Investigators are looking into whether other prison staff members or inmates played a role in the breakout.
Authorities said Friday that a male corrections officer was placed on paid administrative leave as part of the investigation into the escape.
While no charges have been filed, the officer could face accusations of facilitating the escape and promoting prison contraband, Clinton County District Attorney Andrew Wylie told WPTZ on Saturday.
State authorities haven’t named the officer, but his attorney identified him Sunday as Gene Palmer, a 28-year veteran of Clinton Correctional Facility.
“Right now Mr. Palmer is fully cooperating with any or all questions that are being asked of him,” attorney Andrew Brockway said on Sunday. “He spent 14 hours yesterday and he was completely forthcoming.”
Palmer knew Matt and Sweat and had received a painting done by Matt, but Brockway said he is sure his client did not know the inmates were planning an escape.

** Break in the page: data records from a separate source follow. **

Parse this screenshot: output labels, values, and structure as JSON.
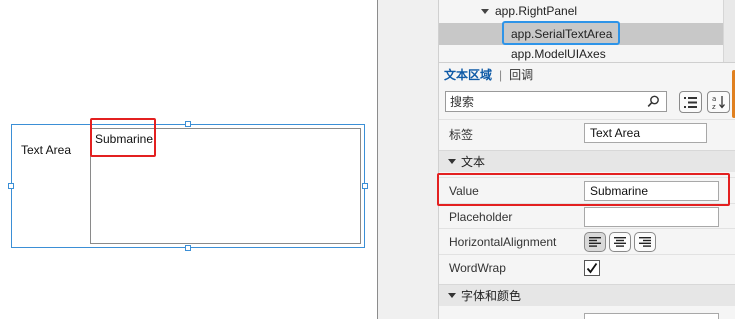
{
  "canvas": {
    "component_label": "Text Area",
    "textarea_value": "Submarine"
  },
  "tree": {
    "items": [
      {
        "label": "app.RightPanel"
      },
      {
        "label": "app.SerialTextArea"
      },
      {
        "label": "app.ModelUIAxes"
      }
    ]
  },
  "tabs": {
    "active": "文本区域",
    "other": "回调"
  },
  "search": {
    "placeholder": "搜索"
  },
  "properties": {
    "label_row": {
      "label": "标签",
      "value": "Text Area"
    },
    "section_text": "文本",
    "value_row": {
      "label": "Value",
      "value": "Submarine"
    },
    "placeholder_row": {
      "label": "Placeholder",
      "value": ""
    },
    "halign_row": {
      "label": "HorizontalAlignment"
    },
    "wordwrap_row": {
      "label": "WordWrap"
    },
    "section_font": "字体和颜色"
  },
  "icons": {
    "search": "search-icon",
    "categorize": "list-categorize-icon",
    "sort": "sort-az-icon",
    "align_left": "align-left-icon",
    "align_center": "align-center-icon",
    "align_right": "align-right-icon",
    "checkbox": "check-icon"
  },
  "colors": {
    "selection_frame": "#3b8fd6",
    "highlight_red": "#e32020",
    "highlight_blue": "#2e94e8",
    "tab_active": "#0e5aa7",
    "accent_orange": "#e0801f"
  }
}
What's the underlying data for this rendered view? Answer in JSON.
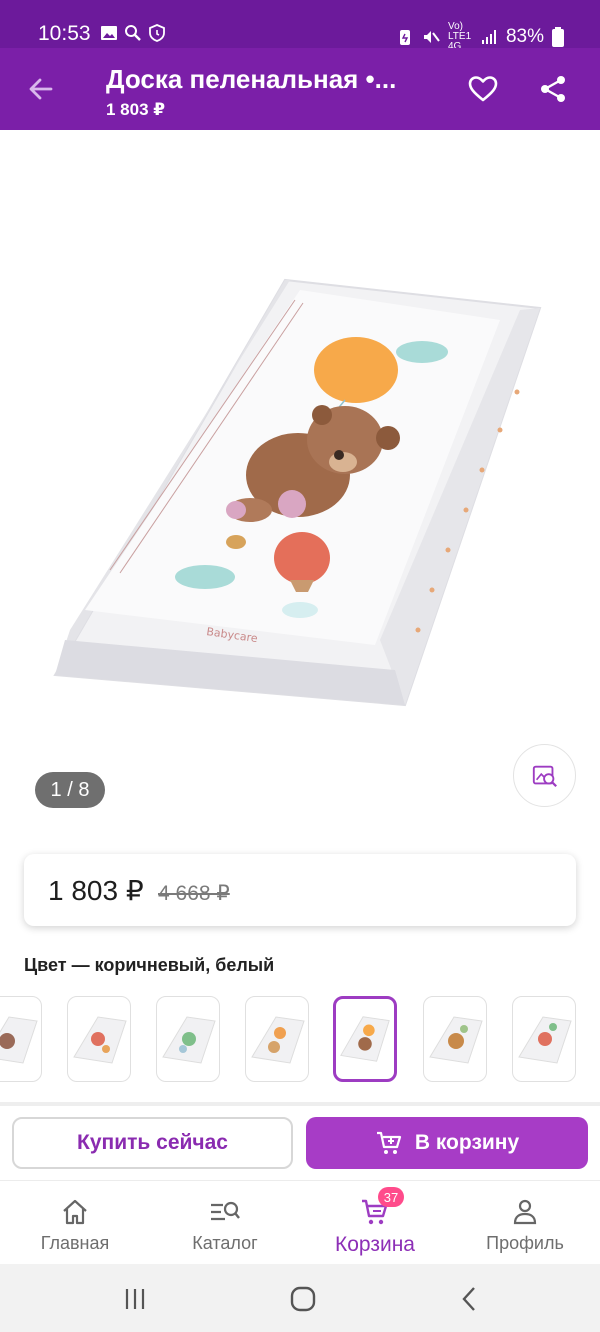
{
  "status_bar": {
    "time": "10:53",
    "network": "Vo) LTE1 4G",
    "battery": "83%"
  },
  "app_bar": {
    "title": "Доска пеленальная •...",
    "price": "1 803 ₽",
    "back_icon": "arrow-left-icon",
    "favorite_icon": "heart-outline-icon",
    "share_icon": "share-icon"
  },
  "gallery": {
    "counter": "1 / 8",
    "visual_search_icon": "image-search-icon"
  },
  "price_card": {
    "current": "1 803 ₽",
    "old": "4 668 ₽"
  },
  "color": {
    "label": "Цвет — коричневый, белый",
    "selected_index": 4,
    "options": [
      "variant-1",
      "variant-2",
      "variant-3",
      "variant-4",
      "variant-5",
      "variant-6",
      "variant-7"
    ]
  },
  "actions": {
    "buy_now": "Купить сейчас",
    "add_to_cart": "В корзину"
  },
  "bottom_nav": {
    "items": [
      {
        "label": "Главная",
        "icon": "home-icon"
      },
      {
        "label": "Каталог",
        "icon": "catalog-search-icon"
      },
      {
        "label": "Корзина",
        "icon": "cart-icon",
        "badge": "37"
      },
      {
        "label": "Профиль",
        "icon": "profile-icon"
      }
    ],
    "active": "Корзина"
  },
  "colors": {
    "primary": "#7b1fa8",
    "status_bar": "#6c1a9b",
    "accent": "#a73cc6",
    "badge": "#ff4b8b"
  }
}
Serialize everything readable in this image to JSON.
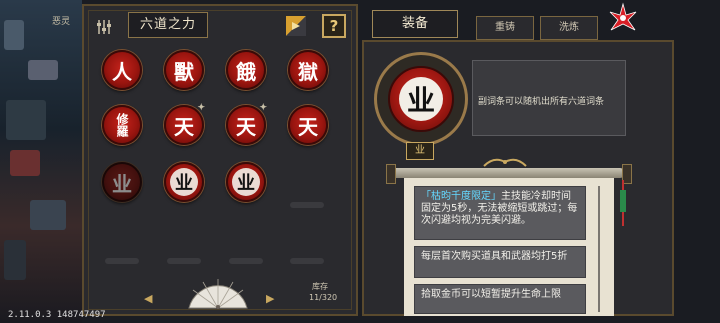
{
  "sidebar": {
    "label": "恶灵"
  },
  "version": "2.11.0.3 148747497",
  "left_panel": {
    "title": "六道之力",
    "help_label": "?",
    "tokens_row1": [
      "人",
      "獸",
      "餓",
      "獄"
    ],
    "tokens_row2": [
      "修羅",
      "天",
      "天",
      "天"
    ],
    "tokens_row3": [
      "业",
      "业",
      "业"
    ],
    "stock_label": "库存",
    "stock_count": "11/320"
  },
  "right_panel": {
    "tabs": [
      {
        "label": "装备"
      },
      {
        "label": "重铸"
      },
      {
        "label": "洗炼"
      }
    ],
    "big_token_glyph": "业",
    "badge_glyph": "业",
    "description": "副词条可以随机出所有六道词条",
    "effects": [
      {
        "highlight": "「枯昀千度限定」",
        "text": "主技能冷却时间固定为5秒，无法被缩短或跳过；每次闪避均视为完美闪避。"
      },
      {
        "highlight": "",
        "text": "每层首次购买道具和武器均打5折"
      },
      {
        "highlight": "",
        "text": "拾取金币可以短暂提升生命上限"
      }
    ]
  },
  "colors": {
    "panel_bg": "#2a2a2e",
    "gold_border": "#8a7448",
    "token_red": "#c4231c",
    "highlight_cyan": "#64d8ff",
    "scroll_paper": "#e8e2d2"
  }
}
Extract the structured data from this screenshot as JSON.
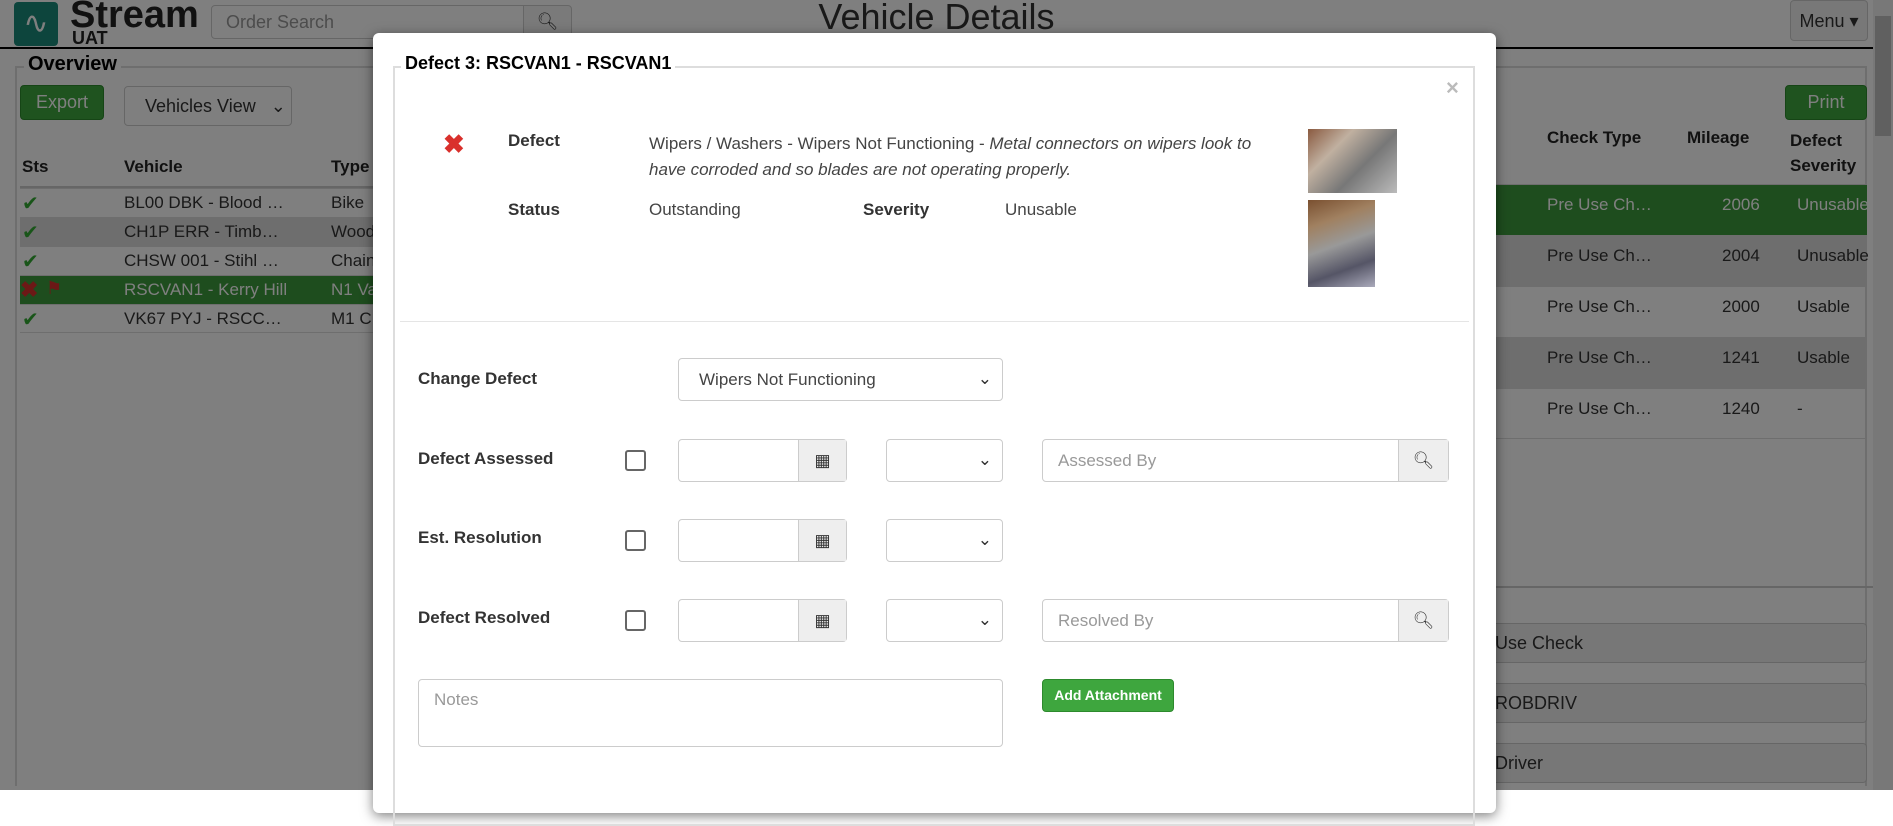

A retired sergeant at the prison, Jeff Dumas, said he is sure Palmer was not involved in any escape plot.
“I don’t believe that he actually intentionally helped these guys,” Dumas said.
He said Palmer was one of two corrections officers responsible for escorting inmates to and from work at the prison’s industrial building and was always conscientious in his work.
“My gut feeling is that somehow they may have conned him or taken a shortcut somewhere along the way in procedures during an escort and that would be about it,” Dumas said.
Brockway had a similar sentiment.
“These two people are psychopaths, they are master manipulators,” Brockway said of Matt and Sweat. “They’re obviously in prison for life so they have nothing but time to develop schemes to take advantage of innocent people.”AlertMe